This book offers a revealing—and troubling—view of today’s high school students and the ways they pursue high grades and success. Veteran teacher Denise Pope follows five highly regarded students through a school year and discovers that these young people believe getting ahead requires manipulating the system, scheming, lying, and cheating. On the one hand, they work hard in school, participate in extracurricular activities, serve their communities, earn awards and honors, and appear to uphold school values. But on the other hand, they feel that in order to get ahead they must compromise their values. In short, they “do school”—that is, they are not really engaged with learning nor can they commit to such values as integrity and community.
The words and actions of these five students—two boys and three girls from diverse ethnic and socioeconomic backgrounds—underscore the frustrations of being caught in a “grade trap” that pins future success to high grades and test scores. Their stories raise critical questions that are too important for parents, educators, and community leaders to ignore. Are schools cultivating an environment that promotes intellectual curiosity, cooperation, and integrity? Or are they fostering anxiety, deception, and hostility? Do today’s schools inadvertently impede the very values they claim to embrace? Is the “success” that current assessment practices measure the kind of success we want for our children?
About the Author
Denise Pope is a lecturer at the Stanford University School of Education.
"A revealing look at the quandaries of today’s high school students. . . . An essential purchase for high school, college, and university libraries and one strongly recommended for public libraries where interest in education is strong."—Library Journal
"A revealing look at the quandaries of today's high school students . . . for . . . libraries where interest in education is strong."—Library Journal
"A scholarly study presented with great clarity and enlivened by vignettes of student life, this work provides a fresh perspective on the state of American education, and yet another reason to press for systematic reform."—Publishers Weekly
"[An] eye-opening look at the underpinnings of public education."—Stephanie Zvirin, Booklist
"This work will interest specialists in anthropology of education, curriculum and instruction, secondary education, and educational leadership, as well as secondary school teachers, counselors, principals, and parents.
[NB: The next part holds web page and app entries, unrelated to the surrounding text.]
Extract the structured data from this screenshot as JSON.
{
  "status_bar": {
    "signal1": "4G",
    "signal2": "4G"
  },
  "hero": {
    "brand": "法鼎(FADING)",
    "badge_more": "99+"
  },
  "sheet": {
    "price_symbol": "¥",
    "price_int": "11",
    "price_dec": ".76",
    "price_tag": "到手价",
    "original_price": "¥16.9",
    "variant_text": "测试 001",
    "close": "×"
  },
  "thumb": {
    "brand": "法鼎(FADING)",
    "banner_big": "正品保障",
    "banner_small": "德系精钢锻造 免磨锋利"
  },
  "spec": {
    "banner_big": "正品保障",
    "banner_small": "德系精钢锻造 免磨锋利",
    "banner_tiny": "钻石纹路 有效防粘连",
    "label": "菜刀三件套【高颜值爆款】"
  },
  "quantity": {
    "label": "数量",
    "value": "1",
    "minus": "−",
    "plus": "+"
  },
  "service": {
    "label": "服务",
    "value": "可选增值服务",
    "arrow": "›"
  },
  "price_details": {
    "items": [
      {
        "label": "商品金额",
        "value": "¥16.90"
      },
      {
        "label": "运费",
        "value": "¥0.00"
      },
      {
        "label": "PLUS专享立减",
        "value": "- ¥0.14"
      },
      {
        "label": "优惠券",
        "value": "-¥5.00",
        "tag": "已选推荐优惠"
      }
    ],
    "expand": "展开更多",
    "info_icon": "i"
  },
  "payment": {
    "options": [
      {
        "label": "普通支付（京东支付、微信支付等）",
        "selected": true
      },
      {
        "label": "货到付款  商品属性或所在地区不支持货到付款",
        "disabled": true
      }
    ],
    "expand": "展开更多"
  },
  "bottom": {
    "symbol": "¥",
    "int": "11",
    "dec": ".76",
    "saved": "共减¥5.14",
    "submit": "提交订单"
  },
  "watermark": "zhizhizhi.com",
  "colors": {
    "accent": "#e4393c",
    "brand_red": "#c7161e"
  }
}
Readers interested in qualitative and naturalistic research on young people will find a useful list of references and a well-constructed, concise, lucid, and credible write-up."—Choice
". . . [W]ill interest specialists in . . . education . . . counselors, principals, and parents . . . qualitative and naturalistic . . . a well-constructed, concise, lucid . . . credible write-up."—Choice
"A penetrating and troubling look at students in an American high school. . . . Pope allows her students to speak for themselves and their words are chilling, but they ring true to anyone familiar with the Bay Area high school scene."—Jill Wolfson, San Jose Mercury News
"A penetrating . . . troubling look at . . . an American high school . . . students speak for themselves . . . their words are chilling, but . . . ring true. . ."—Jill Wolfson, San Jose Mercury News
Named asa 2001 Notable Book in Education by the American School Board Journal
"Doing School isa loud wake-up call about the disconnect between what our best high schools and colleges say they are all about and the pressure they put on students. The book raises disturbing questions about the kind of ‘high standards’ we are pushing for in our schools. It should inform any discussion of what it means to be an educated person in the 21st century."—Edward B. Fiske, Editor, The Fiske Guide to Colleges, former Education Editor of the New York Times
"Doing School givesus a penetrating view of how students cope with the pressures of schooling. Just how they cope should concern all who want from education substantially more than the superficial accommodation that even high achieving students display. Pope’s book should be read by policymakers at all levels of education."—Elliot W. Eisner, Lee Jacks Professor of Education and Professor of Art, Stanford University
"Pope, a former English teacher, writes like a dream. If I were a middle or high school teacher or administrator, I’d use this as a text with my students to prompt an exploration of life at school and with colleagues to talk about creating a different kind of school culture. I’d send it home for parents to read. I know this book will not only shake up feelings of complacency, but will also help us move toward creating schools which do much better by our kids’ hearts and minds."—Kathy Simon, Horace: The Journal of the Coalition of Essential Schools
"In a book about a high school’s best and brightest students, Denise Pope has captured the texture of their harried daily lives. These academically successful students describe a boot camp for college filled with anxiety, physical exhaustion, cheating, and a disregard for learning. They have mastered the game of ‘doing school’ and pay a steep price for their success. Reformers dead set on making all students academically successful need to hear these students’ voices."—Larry Cuban, Professor of Education at Stanford University
"Many of my students remarked that Doing School reflectedtheir own secondary school experience, and that reading it forced them to consider that experience in light of their preparation to teach. Students also commented that they sat down to read the first chapter, and simply read the entire book in one sitting—it was that compelling and that well written."—Charles Dorn, Faculty Member, Santa Clara University